The report finds that limiting global warming to 1.5°C would require “rapid and far-reaching” transitions in land, energy, industry, buildings, transport, and cities. Global net human-caused emissions of carbon dioxide (CO2) would need to fall by about 45 percent from 2010 levels by 2030, reaching ‘net zero’ around 2050.

The UN body warned of catastrophic events by the year 2030 if we continue on our current path, which is why I needed to talk to Evan Caron.
Caron, co-founder and managing director of Swytch, began his career as an energy trader. As his understanding of energy deepened—how we use it, the economics around it, its impact on the environment—Caron went from being skeptical of climate change to founding a blockchain-based platform that tracks and verifies sustainability efforts centered around carbon emissions. If you’re a city government or corporation, you can be incentivized in Swytch’s token reward system.

Our approach is business-to-city—we call it B2C—and also business-to-business. We partner with cities that have a desire to be more sustainable and more renewable and really understand the levels of renewable, sustainable targets, and make sure that they’re achievable. Then we work with corporations that generate energy from fossil fuels as well as multinational companies that have a mandate for sustainable investment strategies.
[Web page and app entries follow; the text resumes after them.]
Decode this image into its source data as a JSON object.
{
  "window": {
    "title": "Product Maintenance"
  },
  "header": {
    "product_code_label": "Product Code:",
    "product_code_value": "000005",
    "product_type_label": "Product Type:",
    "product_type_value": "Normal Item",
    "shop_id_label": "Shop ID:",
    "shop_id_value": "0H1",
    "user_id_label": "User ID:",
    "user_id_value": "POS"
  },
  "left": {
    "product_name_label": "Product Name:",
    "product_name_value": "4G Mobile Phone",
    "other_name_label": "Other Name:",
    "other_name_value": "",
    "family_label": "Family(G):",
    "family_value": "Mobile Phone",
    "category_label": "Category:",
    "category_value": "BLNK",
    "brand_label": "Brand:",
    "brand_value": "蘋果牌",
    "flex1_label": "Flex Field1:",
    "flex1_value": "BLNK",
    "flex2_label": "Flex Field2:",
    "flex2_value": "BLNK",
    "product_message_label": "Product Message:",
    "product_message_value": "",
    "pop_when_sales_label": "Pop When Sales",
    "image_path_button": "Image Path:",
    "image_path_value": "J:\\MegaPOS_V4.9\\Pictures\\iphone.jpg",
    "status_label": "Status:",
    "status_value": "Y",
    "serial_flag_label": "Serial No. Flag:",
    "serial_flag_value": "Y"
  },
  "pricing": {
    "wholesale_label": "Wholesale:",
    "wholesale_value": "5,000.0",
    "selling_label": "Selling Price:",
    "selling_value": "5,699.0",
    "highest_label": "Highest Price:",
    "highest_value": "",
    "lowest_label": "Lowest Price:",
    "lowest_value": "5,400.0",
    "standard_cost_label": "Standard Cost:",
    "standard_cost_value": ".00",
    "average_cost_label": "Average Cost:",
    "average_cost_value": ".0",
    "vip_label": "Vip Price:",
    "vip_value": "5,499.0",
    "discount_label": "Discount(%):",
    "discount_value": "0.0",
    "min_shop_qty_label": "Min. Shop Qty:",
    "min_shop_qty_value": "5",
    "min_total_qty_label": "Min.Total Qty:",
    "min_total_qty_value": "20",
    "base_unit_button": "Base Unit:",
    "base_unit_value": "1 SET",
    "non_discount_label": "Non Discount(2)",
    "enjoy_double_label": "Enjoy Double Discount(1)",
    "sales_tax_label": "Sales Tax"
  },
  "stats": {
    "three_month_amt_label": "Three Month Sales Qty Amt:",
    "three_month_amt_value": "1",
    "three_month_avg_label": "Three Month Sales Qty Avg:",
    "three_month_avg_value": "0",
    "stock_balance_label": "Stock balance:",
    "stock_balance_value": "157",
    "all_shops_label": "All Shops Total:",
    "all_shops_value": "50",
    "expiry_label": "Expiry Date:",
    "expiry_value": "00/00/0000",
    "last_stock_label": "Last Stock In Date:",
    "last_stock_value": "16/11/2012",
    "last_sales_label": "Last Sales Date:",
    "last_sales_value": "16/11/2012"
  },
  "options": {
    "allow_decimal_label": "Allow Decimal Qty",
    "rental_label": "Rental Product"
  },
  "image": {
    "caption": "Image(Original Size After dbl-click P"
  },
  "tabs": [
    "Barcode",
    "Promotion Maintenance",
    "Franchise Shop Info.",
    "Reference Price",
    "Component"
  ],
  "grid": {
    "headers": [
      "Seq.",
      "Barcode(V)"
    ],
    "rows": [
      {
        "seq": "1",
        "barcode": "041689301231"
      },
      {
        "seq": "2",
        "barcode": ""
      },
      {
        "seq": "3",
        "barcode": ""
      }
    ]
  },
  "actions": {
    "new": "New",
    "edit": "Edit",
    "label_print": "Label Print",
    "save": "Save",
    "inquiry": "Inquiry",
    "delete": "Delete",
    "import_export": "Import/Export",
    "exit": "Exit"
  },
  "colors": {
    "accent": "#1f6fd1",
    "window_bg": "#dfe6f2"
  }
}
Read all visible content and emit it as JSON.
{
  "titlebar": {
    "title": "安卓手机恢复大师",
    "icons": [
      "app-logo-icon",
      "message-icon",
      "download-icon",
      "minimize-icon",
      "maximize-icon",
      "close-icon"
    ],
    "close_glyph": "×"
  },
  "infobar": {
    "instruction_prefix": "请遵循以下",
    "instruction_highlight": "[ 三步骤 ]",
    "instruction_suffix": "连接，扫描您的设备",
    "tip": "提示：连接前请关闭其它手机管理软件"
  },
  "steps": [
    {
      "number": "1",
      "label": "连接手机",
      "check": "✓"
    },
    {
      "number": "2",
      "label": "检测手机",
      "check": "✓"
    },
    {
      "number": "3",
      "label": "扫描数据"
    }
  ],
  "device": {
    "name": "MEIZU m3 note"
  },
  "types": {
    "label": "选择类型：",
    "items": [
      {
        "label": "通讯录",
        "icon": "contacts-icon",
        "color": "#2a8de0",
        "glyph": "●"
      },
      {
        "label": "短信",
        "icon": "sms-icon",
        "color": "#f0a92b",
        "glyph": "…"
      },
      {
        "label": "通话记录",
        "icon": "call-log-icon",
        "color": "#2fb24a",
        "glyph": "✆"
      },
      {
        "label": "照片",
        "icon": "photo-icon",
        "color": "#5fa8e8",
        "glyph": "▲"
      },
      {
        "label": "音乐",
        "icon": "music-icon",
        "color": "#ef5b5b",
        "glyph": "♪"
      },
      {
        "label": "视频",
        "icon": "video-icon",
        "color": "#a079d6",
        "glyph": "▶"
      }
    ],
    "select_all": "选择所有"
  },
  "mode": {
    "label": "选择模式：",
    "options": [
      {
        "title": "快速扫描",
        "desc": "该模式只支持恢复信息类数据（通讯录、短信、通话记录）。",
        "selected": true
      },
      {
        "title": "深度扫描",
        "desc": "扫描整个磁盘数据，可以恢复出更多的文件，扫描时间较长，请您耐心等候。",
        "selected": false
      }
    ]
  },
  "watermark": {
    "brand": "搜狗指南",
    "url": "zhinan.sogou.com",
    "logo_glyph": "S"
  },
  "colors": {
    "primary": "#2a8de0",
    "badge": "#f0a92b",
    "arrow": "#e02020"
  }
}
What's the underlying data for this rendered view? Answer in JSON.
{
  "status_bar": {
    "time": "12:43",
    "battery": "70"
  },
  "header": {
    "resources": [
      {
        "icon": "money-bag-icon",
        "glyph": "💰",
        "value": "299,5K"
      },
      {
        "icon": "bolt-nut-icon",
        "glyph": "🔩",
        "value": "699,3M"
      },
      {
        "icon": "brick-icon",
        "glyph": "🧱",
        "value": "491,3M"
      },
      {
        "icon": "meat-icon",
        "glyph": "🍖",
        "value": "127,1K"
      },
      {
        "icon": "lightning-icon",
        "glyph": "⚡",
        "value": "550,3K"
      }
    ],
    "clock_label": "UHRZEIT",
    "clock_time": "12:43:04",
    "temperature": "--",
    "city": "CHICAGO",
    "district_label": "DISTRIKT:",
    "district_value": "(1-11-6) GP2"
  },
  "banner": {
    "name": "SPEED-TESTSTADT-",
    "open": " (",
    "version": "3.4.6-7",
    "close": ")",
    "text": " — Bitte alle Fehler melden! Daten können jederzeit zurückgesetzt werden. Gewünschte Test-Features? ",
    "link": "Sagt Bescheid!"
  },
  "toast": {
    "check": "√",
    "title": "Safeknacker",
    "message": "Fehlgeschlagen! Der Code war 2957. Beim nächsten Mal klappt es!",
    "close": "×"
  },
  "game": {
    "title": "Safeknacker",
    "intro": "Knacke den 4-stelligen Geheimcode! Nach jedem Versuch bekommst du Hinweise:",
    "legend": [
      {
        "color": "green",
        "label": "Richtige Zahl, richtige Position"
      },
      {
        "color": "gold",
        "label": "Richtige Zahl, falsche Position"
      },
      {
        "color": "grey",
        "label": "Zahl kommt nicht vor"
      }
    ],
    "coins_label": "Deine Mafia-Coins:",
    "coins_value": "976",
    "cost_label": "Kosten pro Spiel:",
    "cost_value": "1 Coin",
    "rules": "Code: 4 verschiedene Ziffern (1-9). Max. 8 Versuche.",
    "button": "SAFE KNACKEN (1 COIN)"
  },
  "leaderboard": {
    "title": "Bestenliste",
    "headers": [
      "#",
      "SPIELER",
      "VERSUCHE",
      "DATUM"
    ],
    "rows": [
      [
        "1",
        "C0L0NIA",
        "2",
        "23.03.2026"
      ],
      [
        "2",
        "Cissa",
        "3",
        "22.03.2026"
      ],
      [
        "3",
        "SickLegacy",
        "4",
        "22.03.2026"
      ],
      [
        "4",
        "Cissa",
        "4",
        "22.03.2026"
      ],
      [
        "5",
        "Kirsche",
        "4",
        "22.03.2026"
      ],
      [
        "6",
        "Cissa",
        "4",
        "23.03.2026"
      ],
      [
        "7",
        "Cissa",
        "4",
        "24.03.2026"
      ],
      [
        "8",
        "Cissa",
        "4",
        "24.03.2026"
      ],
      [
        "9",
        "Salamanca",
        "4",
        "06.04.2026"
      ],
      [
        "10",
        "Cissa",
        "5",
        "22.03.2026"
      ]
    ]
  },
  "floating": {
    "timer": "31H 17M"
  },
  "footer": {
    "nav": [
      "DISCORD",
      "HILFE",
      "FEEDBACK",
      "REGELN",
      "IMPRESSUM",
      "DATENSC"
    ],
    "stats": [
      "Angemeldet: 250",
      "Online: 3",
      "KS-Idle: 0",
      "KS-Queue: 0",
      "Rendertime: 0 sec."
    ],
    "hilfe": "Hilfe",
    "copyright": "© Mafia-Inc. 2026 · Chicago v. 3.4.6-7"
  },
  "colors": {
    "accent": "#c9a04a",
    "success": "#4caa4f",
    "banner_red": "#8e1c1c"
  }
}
Individuals can partake as well, tracking their sustainability efforts at home and in their cars. In fact, Caron hopes we reach a day when we treat energy as a Commons, understanding that it is a finite resource. Individuals and the communities they’re part of will recognize their energy consumption as a collective; when they’re rewarded for good behavior there will be a snowball effect. First and foremost, however, we have to look at the biggest producers:

The goal is to start with energy companies that have an understanding of their impact, specifically ones that build renewable energy resources and focus on creating a better system for them, with the intended consequence of generating a new form of what I would call “valuation for energy activities.”

Caron hopes that by incentivizing communities and companies in such a manner, regulations will follow. This Herculean effort must be championed by the people. As the Indian novelist, Amitav Ghosh, writes in The Great Derangement: Climate Change and the Unthinkable.

The fact is that we live in that has been profoundly shaped by empire and its disparities. Differentials of power between and within nations are probably greater today than they have ever been. These differentials are, in turn, closely related to carbon emissions. The distribution of power in the world therefore lies at the core of the climate crisis.

Ghosh notes that we can no longer be “confined by boundaries.” This might be difficult in a world in the midst of populist, nationalist movements, but what’s at stake is larger than any nation or tribe. We can no longer delay in realizing this reality. It’s time we swytch out of that mindset.